Man who ended his life at 104 did not believe in an afterlife
I was delighted to learn that Australian biologist David Goodall was accompanied to Switzerland for his assisted suicide this week by Philip Nitschke, Director of Exit International, who revealed to media that Goodall had no belief in an afterlife.
I am delighted because I met Nitschke in 2009 in the UK where he was, in the face of enormous opposition, carrying out suicide workshops and discussion groups, one of which I attended in Brighton. I found “Dr Death” – as the media branded him – to be an extraordinarily compassionate man with a terrific sense of humour, and he must have been a great companion to Goodall.
According to this report, Exit International said the scientist was declared dead at 12:30 pm today in Liestal, a town outside the city of Basel, where he had traveled to take advantage of Switzerland’s assisted-suicide laws.
Goodall said shortly before he died:
My life has been rather poor for the last year or so. And I’m very happy to end it.
The British-born scientist said that he had been contemplating the idea of suicide for about 20 years, but only started thinking about it for himself after his quality of life deteriorated over the last year.
He cited a lack of mobility, doctor’s restrictions and an Australian law prohibiting him from taking his own life among his complaints, but he was not ill.

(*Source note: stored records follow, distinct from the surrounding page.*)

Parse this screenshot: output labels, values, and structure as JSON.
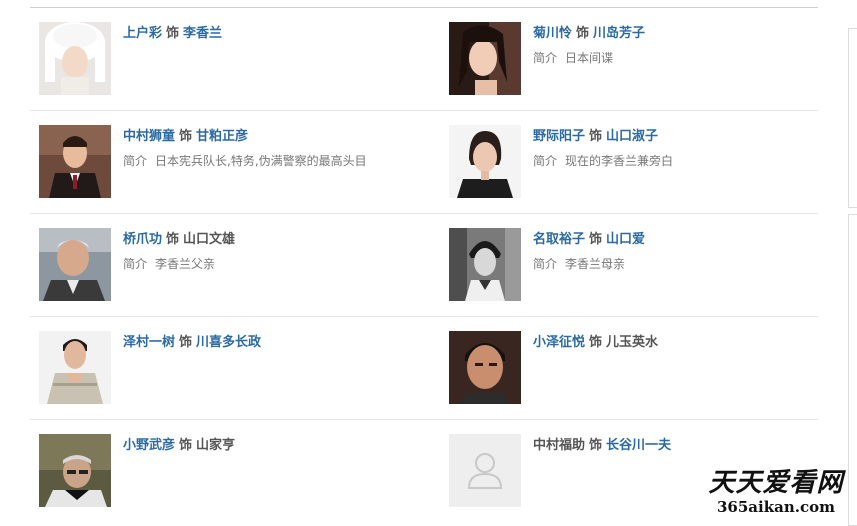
{
  "separator_word": "饰",
  "intro_label": "简介",
  "cast": [
    {
      "actor": "上户彩",
      "role": "李香兰",
      "intro": ""
    },
    {
      "actor": "菊川怜",
      "role": "川岛芳子",
      "intro": "日本间谍"
    },
    {
      "actor": "中村狮童",
      "role": "甘粕正彦",
      "intro": "日本宪兵队长,特务,伪满警察的最高头目"
    },
    {
      "actor": "野际阳子",
      "role": "山口淑子",
      "intro": "现在的李香兰兼旁白"
    },
    {
      "actor": "桥爪功",
      "role": "山口文雄",
      "intro": "李香兰父亲"
    },
    {
      "actor": "名取裕子",
      "role": "山口爱",
      "intro": "李香兰母亲"
    },
    {
      "actor": "泽村一树",
      "role": "川喜多长政",
      "intro": ""
    },
    {
      "actor": "小泽征悦",
      "role": "儿玉英水",
      "intro": ""
    },
    {
      "actor": "小野武彦",
      "role": "山家亨",
      "intro": ""
    },
    {
      "actor": "中村福助",
      "role": "长谷川一夫",
      "intro": ""
    }
  ],
  "watermark": {
    "name": "天天爱看网",
    "url": "365aikan.com"
  },
  "colors": {
    "link": "#2c6aa5",
    "text": "#555555",
    "muted": "#777777",
    "divider": "#e6e6e6"
  }
}
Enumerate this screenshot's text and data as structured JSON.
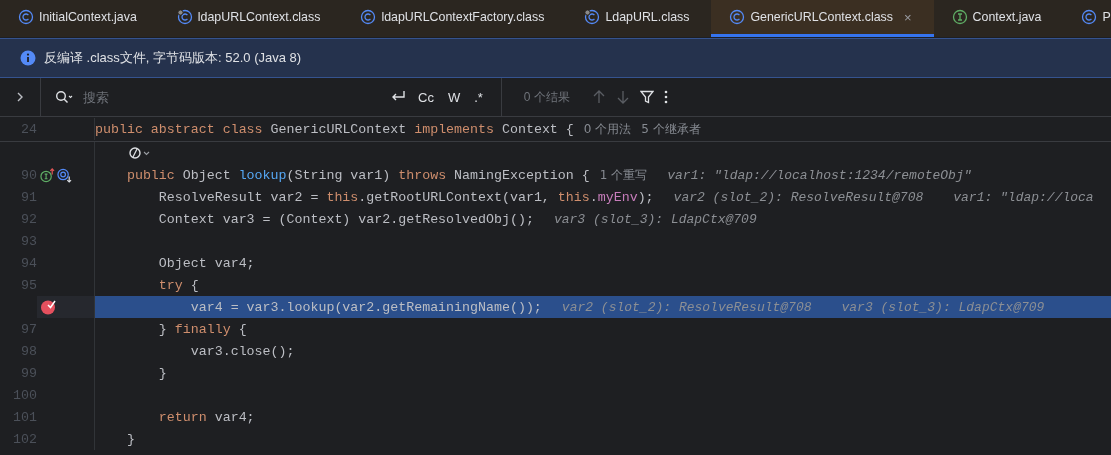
{
  "tabs": [
    {
      "label": "InitialContext.java",
      "kind": "class",
      "selected": false
    },
    {
      "label": "ldapURLContext.class",
      "kind": "class-locked",
      "selected": false
    },
    {
      "label": "ldapURLContextFactory.class",
      "kind": "class",
      "selected": false
    },
    {
      "label": "LdapURL.class",
      "kind": "class-locked",
      "selected": false
    },
    {
      "label": "GenericURLContext.class",
      "kind": "class",
      "selected": true,
      "close": "×"
    },
    {
      "label": "Context.java",
      "kind": "interface",
      "selected": false
    },
    {
      "label": "P",
      "kind": "class",
      "selected": false
    }
  ],
  "notice": {
    "text": "反编译 .class文件, 字节码版本: 52.0 (Java 8)"
  },
  "search": {
    "placeholder": "搜索",
    "options": [
      "Cc",
      "W",
      ".*"
    ],
    "results": "0 个结果"
  },
  "editor": {
    "sticky_line": {
      "number": "24",
      "tokens": [
        {
          "text": "public abstract class ",
          "kind": "kw"
        },
        {
          "text": "GenericURLContext ",
          "kind": "plain"
        },
        {
          "text": "implements",
          "kind": "kw"
        },
        {
          "text": " Context {",
          "kind": "plain"
        }
      ],
      "notes": [
        "0 个用法",
        "5 个继承者"
      ]
    },
    "lines": [
      {
        "kind": "inlay",
        "breakpoint": false,
        "current": false
      },
      {
        "kind": "code",
        "number": "90",
        "breakpoint": false,
        "current": false,
        "gutter": [
          {
            "kind": "implements"
          },
          {
            "kind": "overridden"
          }
        ],
        "tokens": [
          {
            "text": "    public",
            "kind": "kw"
          },
          {
            "text": " Object ",
            "kind": "plain"
          },
          {
            "text": "lookup",
            "kind": "fn"
          },
          {
            "text": "(String var1) ",
            "kind": "plain"
          },
          {
            "text": "throws",
            "kind": "kw"
          },
          {
            "text": " NamingException {",
            "kind": "plain"
          }
        ],
        "notes": [
          "1 个重写"
        ],
        "hints": [
          "var1: \"ldap://localhost:1234/remoteObj\""
        ]
      },
      {
        "kind": "code",
        "number": "91",
        "breakpoint": false,
        "current": false,
        "tokens": [
          {
            "text": "        ResolveResult var2 = ",
            "kind": "plain"
          },
          {
            "text": "this",
            "kind": "kw"
          },
          {
            "text": ".getRootURLContext(var1, ",
            "kind": "plain"
          },
          {
            "text": "this",
            "kind": "kw"
          },
          {
            "text": ".",
            "kind": "plain"
          },
          {
            "text": "myEnv",
            "kind": "field"
          },
          {
            "text": ");",
            "kind": "plain"
          }
        ],
        "hints": [
          "var2 (slot_2): ResolveResult@708",
          "var1: \"ldap://loca"
        ]
      },
      {
        "kind": "code",
        "number": "92",
        "breakpoint": false,
        "current": false,
        "tokens": [
          {
            "text": "        Context var3 = (Context) var2.getResolvedObj();",
            "kind": "plain"
          }
        ],
        "hints": [
          "var3 (slot_3): LdapCtx@709"
        ]
      },
      {
        "kind": "code",
        "number": "93",
        "breakpoint": false,
        "current": false
      },
      {
        "kind": "code",
        "number": "94",
        "breakpoint": false,
        "current": false,
        "tokens": [
          {
            "text": "        Object var4;",
            "kind": "plain"
          }
        ]
      },
      {
        "kind": "code",
        "number": "95",
        "breakpoint": false,
        "current": false,
        "tokens": [
          {
            "text": "        try",
            "kind": "kw"
          },
          {
            "text": " {",
            "kind": "plain"
          }
        ]
      },
      {
        "kind": "code",
        "breakpoint": true,
        "current": true,
        "tokens": [
          {
            "text": "            var4 = var3.lookup(var2.getRemainingName());",
            "kind": "plain"
          }
        ],
        "hints": [
          "var2 (slot_2): ResolveResult@708",
          "var3 (slot_3): LdapCtx@709"
        ]
      },
      {
        "kind": "code",
        "number": "97",
        "breakpoint": false,
        "current": false,
        "tokens": [
          {
            "text": "        }",
            "kind": "plain"
          },
          {
            "text": " finally",
            "kind": "kw"
          },
          {
            "text": " {",
            "kind": "plain"
          }
        ]
      },
      {
        "kind": "code",
        "number": "98",
        "breakpoint": false,
        "current": false,
        "tokens": [
          {
            "text": "            var3.close();",
            "kind": "plain"
          }
        ]
      },
      {
        "kind": "code",
        "number": "99",
        "breakpoint": false,
        "current": false,
        "tokens": [
          {
            "text": "        }",
            "kind": "plain"
          }
        ]
      },
      {
        "kind": "code",
        "number": "100",
        "breakpoint": false,
        "current": false
      },
      {
        "kind": "code",
        "number": "101",
        "breakpoint": false,
        "current": false,
        "tokens": [
          {
            "text": "        return",
            "kind": "kw"
          },
          {
            "text": " var4;",
            "kind": "plain"
          }
        ]
      },
      {
        "kind": "code",
        "number": "102",
        "breakpoint": false,
        "current": false,
        "tokens": [
          {
            "text": "    }",
            "kind": "plain"
          }
        ]
      }
    ]
  }
}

Assisted suicide is legal in Switzerland, where the procedure is available for anyone who acknowledges in writing that they are taking their lives willingly – without being forced. But the practice is frowned upon by many doctors and some others who say it should be reserved for the terminally ill.
Goodall and his supporters want the practice to be more accepted as a legitimate choice for elderly people in sound mind.
On Wednesday, Goodall told a crowded news conference that medically assisted suicide should be more widely available.
At my age, and even at rather less than my age, one wants to be free to choose the death and when the death is the appropriate time.
Hundreds of people – some far more frail than Goodall, who used a wheelchair – travel to Switzerland every year to take their lives. The best-known group to help foreigners end their days in the Alpine country is Dignitas, but others include Life Circle in Basel, Goodall’s choice.
Goodall’s life was ended with an intravenous drip of pentobarbital, a chemical often used as an anaesthetic but which is lethal in excessive doses.
A doctor put a cannula in his arm, and Goodall turned a wheel to allow the solution to flow, Exit International said.
Nitschke, above, said that before activating the drip, Goodall had to answer:
Several questions so he knew who he was, where he was and what he was about to do. He answered those questions with great clarity, and activated the process
Beethoven’s Ninth Symphony played in the background, he added.
His last words before losing consciousness were “this is taking an awfully long time,” Nitschke said, but “he died shortly thereafter.”
Addressing religious opposition to assisted suicide, Goodall quoted in this report as saying,
If people for religious purposes interfere with the free will of other people, I think that’s most regrettable. By all means, let them follow their own choice in respect to the end of life, but don’t impose it on other people.
Exit International said Goodall had requested that his body be donated to medicine, or his ashes sprinkled locally.
He wishes to have no funeral, no remembrance service or ceremony. David has no belief in the afterlife.
The Swiss federal statistics office says the number of assisted suicides has been growing fast: Nine years ago, there were 297. By 2015, the most recent year tabulated, the figure had more than tripled to 965. Nearly 15 percent of the cases last year were people under 65 years old.
I am a supporter of the UK-based group My Death, My Decision and recently had a lawyer draw up a Spanish directive which makes clear to medical authorities that, should I be inflicted with a serious medical condition, I do not want to be kept alive. The directive also makes clear that I want no funeral and that, if my body cannot be used for medical science, it is to be cremated and disposed off in any way my husband sees fit.
Spain’s Congress of Deputies is currently debating euthanasia legislation, as right-to-die lobbyists intensify their campaign in the country.
Unidos Podemos (UP), a political coalition of the the Communist Party and the major party Podemos, presented a bill to Congress in mid-January that would permit assisted dying under certain circumstances.
The Unidos Podemos bill proposes that terminally ill patients over the age of 18, and also adults suffering from “unbearable” psychological or physiological pain, be allowed to access medical assistance in dying.